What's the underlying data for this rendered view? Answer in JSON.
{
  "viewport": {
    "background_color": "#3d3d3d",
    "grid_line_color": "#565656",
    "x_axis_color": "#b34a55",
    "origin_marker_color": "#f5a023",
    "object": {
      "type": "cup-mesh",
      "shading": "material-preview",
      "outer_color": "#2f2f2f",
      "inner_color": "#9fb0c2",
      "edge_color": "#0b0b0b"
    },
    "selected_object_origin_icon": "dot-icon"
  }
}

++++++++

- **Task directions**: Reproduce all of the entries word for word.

- **Response to the task**:
What's the underlying data for this rendered view? Answer in JSON.
{
  "viewport": {
    "background_color": "#3d3d3d",
    "grid_line_color": "#565656",
    "x_axis_color": "#b34a55",
    "origin_marker_color": "#f5a023",
    "object": {
      "type": "cup-mesh",
      "shading": "material-preview",
      "outer_color": "#2f2f2f",
      "inner_color": "#9fb0c2",
      "edge_color": "#0b0b0b"
    },
    "selected_object_origin_icon": "dot-icon"
  }
}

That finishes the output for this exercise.